Input for this task Start Marker

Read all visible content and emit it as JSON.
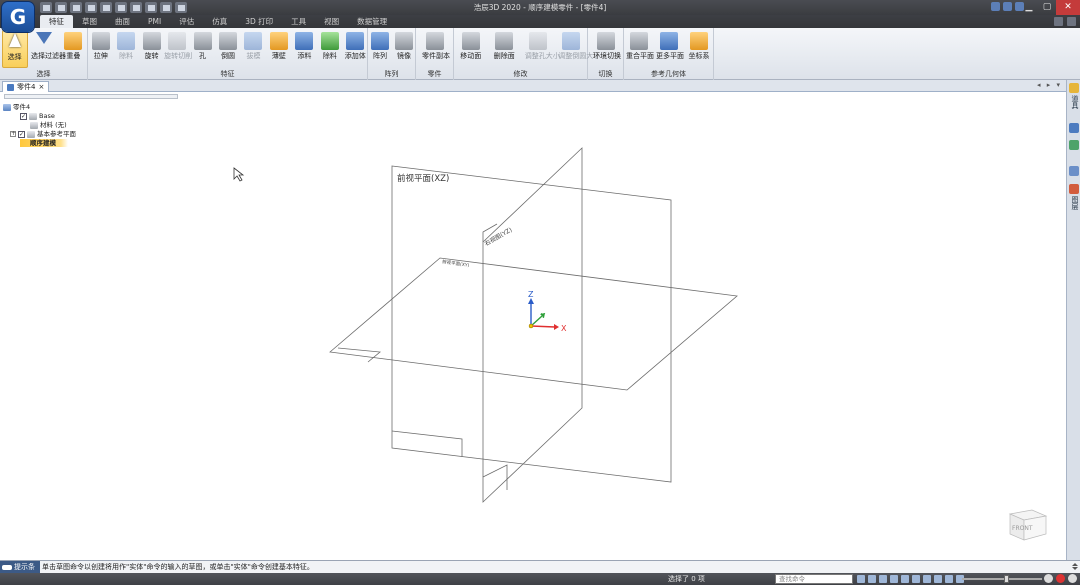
{
  "window": {
    "title": "浩辰3D 2020 - 顺序建模零件 - [零件4]",
    "controls": {
      "minimize": "▁",
      "maximize": "▢",
      "close": "✕"
    }
  },
  "app_logo": "G",
  "ribbon_tabs": [
    "特征",
    "草图",
    "曲面",
    "PMI",
    "评估",
    "仿真",
    "3D 打印",
    "工具",
    "视图",
    "数据管理"
  ],
  "active_tab": "特征",
  "ribbon": {
    "groups": [
      {
        "id": "select",
        "label": "选择",
        "buttons": [
          {
            "label": "选择",
            "icon": "cursor-icon",
            "active": true
          },
          {
            "label": "选择过滤器",
            "icon": "filter-icon"
          },
          {
            "label": "重叠",
            "icon": "overlap-icon"
          }
        ]
      },
      {
        "id": "features",
        "label": "特征",
        "buttons": [
          {
            "label": "拉伸",
            "icon": "extrude-icon"
          },
          {
            "label": "除料",
            "icon": "cut-icon",
            "dim": true
          },
          {
            "label": "旋转",
            "icon": "revolve-icon"
          },
          {
            "label": "旋转切削",
            "icon": "revolve-cut-icon",
            "dim": true
          },
          {
            "label": "孔",
            "icon": "hole-icon"
          },
          {
            "label": "倒圆",
            "icon": "round-icon"
          },
          {
            "label": "拔模",
            "icon": "draft-icon",
            "dim": true
          },
          {
            "label": "薄壁",
            "icon": "thin-wall-icon"
          },
          {
            "label": "添料",
            "icon": "add-material-icon"
          },
          {
            "label": "除料",
            "icon": "remove-material-icon"
          },
          {
            "label": "添加体",
            "icon": "add-body-icon"
          }
        ]
      },
      {
        "id": "pattern",
        "label": "阵列",
        "buttons": [
          {
            "label": "阵列",
            "icon": "pattern-icon"
          },
          {
            "label": "镜像",
            "icon": "mirror-icon"
          }
        ]
      },
      {
        "id": "copy",
        "label": "零件",
        "buttons": [
          {
            "label": "零件副本",
            "icon": "part-copy-icon"
          }
        ]
      },
      {
        "id": "modify",
        "label": "修改",
        "buttons": [
          {
            "label": "移动面",
            "icon": "move-face-icon"
          },
          {
            "label": "删除面",
            "icon": "delete-face-icon"
          },
          {
            "label": "调整孔大小",
            "icon": "resize-hole-icon",
            "dim": true
          },
          {
            "label": "调整倒圆大小",
            "icon": "resize-round-icon",
            "dim": true
          }
        ]
      },
      {
        "id": "switch",
        "label": "切换",
        "buttons": [
          {
            "label": "环境切换",
            "icon": "env-switch-icon"
          }
        ]
      },
      {
        "id": "refgeom",
        "label": "参考几何体",
        "buttons": [
          {
            "label": "重合平面",
            "icon": "coincident-plane-icon"
          },
          {
            "label": "更多平面",
            "icon": "more-planes-icon"
          },
          {
            "label": "坐标系",
            "icon": "coord-system-icon"
          }
        ]
      }
    ]
  },
  "document_tab": {
    "label": "零件4",
    "close": "×"
  },
  "doc_nav": "◂ ▸ ▾",
  "pathfinder": {
    "root": "零件4",
    "items": [
      {
        "label": "Base",
        "checked": true
      },
      {
        "label": "材料 (无)"
      },
      {
        "label": "基本参考平面",
        "checked": true,
        "expander": "+"
      }
    ],
    "sequential": "顺序建模"
  },
  "viewport": {
    "planes": {
      "front": "前视平面(XZ)",
      "right": "右视图(YZ)",
      "top": "俯视平面(XY)"
    },
    "axes": {
      "x": "X",
      "y": "Y",
      "z": "Z"
    },
    "view_cube": "FRONT"
  },
  "right_panel": [
    "道具",
    "图层"
  ],
  "prompt": {
    "label": "提示条",
    "text": "单击草图命令以创建将用作\"实体\"命令的输入的草图，或单击\"实体\"命令创建基本特征。"
  },
  "status": {
    "selection": "选择了 0 项",
    "command_search": "查找命令"
  },
  "colors": {
    "title_bar": "#3a3c40",
    "ribbon": "#e9ecf1",
    "accent": "#2f6fc9",
    "active_button": "#f9cf5a",
    "highlight": "#ffc83d",
    "axis_x": "#e03030",
    "axis_y": "#2fa03a",
    "axis_z": "#2a5cc8"
  }
}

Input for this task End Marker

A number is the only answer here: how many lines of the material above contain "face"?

2